Every line below containing the word "avios" should be found and copied.

__Exercise input__.
########

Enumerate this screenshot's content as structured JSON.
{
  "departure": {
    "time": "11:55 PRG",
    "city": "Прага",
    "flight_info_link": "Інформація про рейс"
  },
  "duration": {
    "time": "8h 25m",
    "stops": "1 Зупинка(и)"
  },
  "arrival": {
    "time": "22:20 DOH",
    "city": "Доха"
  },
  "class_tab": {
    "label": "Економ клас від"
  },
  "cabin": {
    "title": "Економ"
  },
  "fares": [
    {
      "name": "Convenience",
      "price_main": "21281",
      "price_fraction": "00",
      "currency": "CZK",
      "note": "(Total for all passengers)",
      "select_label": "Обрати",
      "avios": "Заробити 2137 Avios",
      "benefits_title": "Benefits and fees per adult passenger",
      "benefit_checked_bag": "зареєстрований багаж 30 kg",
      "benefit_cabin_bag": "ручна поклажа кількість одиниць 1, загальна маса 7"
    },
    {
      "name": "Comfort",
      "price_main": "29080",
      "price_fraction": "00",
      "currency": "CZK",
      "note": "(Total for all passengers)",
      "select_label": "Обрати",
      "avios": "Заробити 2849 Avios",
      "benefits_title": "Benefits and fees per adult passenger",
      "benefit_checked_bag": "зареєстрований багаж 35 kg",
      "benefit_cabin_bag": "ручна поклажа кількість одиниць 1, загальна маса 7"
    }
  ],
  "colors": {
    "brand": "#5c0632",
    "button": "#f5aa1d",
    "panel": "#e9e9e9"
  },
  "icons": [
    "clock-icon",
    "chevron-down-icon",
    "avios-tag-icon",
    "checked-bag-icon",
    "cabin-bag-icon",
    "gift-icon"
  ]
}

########

__Answer box__.
      "avios": "Заробити 2137 Avios",
      "avios": "Заробити 2849 Avios",
    "avios-tag-icon",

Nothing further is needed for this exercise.